Segment Start: INFORMATION

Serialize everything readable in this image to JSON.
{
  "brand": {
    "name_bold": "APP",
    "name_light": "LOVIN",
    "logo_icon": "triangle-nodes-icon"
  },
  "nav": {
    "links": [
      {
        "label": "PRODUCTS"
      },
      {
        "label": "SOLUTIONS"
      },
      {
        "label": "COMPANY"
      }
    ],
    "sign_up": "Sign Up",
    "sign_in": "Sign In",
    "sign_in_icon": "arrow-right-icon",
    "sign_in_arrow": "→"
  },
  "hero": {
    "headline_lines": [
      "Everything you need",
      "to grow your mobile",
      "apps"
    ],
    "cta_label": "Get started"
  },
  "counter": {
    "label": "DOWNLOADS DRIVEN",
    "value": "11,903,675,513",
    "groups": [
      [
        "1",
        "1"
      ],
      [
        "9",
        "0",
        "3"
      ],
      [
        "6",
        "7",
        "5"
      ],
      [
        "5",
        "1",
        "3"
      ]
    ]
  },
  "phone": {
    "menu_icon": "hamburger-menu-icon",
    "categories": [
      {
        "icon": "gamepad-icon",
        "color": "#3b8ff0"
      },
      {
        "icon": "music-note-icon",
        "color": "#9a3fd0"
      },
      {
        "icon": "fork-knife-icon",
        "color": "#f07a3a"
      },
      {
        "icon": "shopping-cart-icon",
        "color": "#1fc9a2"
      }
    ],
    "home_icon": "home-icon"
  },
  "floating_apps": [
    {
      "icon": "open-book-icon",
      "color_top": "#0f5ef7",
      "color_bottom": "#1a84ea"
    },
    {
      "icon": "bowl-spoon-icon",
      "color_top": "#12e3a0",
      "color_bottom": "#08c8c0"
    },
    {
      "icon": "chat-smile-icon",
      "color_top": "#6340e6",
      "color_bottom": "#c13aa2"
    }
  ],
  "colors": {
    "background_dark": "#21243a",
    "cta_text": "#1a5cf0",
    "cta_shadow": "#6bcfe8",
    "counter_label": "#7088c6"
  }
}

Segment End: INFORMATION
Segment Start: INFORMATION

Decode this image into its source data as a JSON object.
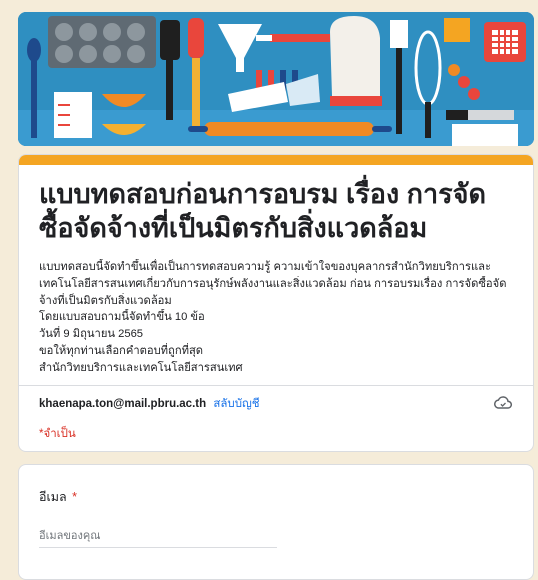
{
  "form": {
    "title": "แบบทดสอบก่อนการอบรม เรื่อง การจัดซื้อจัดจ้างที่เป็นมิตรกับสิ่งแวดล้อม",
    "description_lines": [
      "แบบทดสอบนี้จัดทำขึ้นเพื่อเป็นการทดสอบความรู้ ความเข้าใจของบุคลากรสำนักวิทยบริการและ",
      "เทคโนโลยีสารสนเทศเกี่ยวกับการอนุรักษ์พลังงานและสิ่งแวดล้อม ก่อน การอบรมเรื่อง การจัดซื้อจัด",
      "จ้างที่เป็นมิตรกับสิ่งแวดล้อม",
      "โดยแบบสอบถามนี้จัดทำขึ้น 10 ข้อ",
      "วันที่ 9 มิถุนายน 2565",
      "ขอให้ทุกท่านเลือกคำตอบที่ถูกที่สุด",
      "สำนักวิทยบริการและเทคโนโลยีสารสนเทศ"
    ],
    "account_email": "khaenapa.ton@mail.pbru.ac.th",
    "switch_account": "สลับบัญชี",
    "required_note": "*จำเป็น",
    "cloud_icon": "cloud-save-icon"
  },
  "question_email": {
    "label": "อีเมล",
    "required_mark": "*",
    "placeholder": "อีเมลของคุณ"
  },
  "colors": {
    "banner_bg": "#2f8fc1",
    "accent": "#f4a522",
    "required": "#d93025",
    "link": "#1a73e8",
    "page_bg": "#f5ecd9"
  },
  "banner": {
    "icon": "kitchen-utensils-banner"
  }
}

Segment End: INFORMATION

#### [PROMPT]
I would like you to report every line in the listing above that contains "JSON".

#### [YOUR SOLUTION]
Serialize everything readable in this image to JSON.
Decode this image into its source data as a JSON object.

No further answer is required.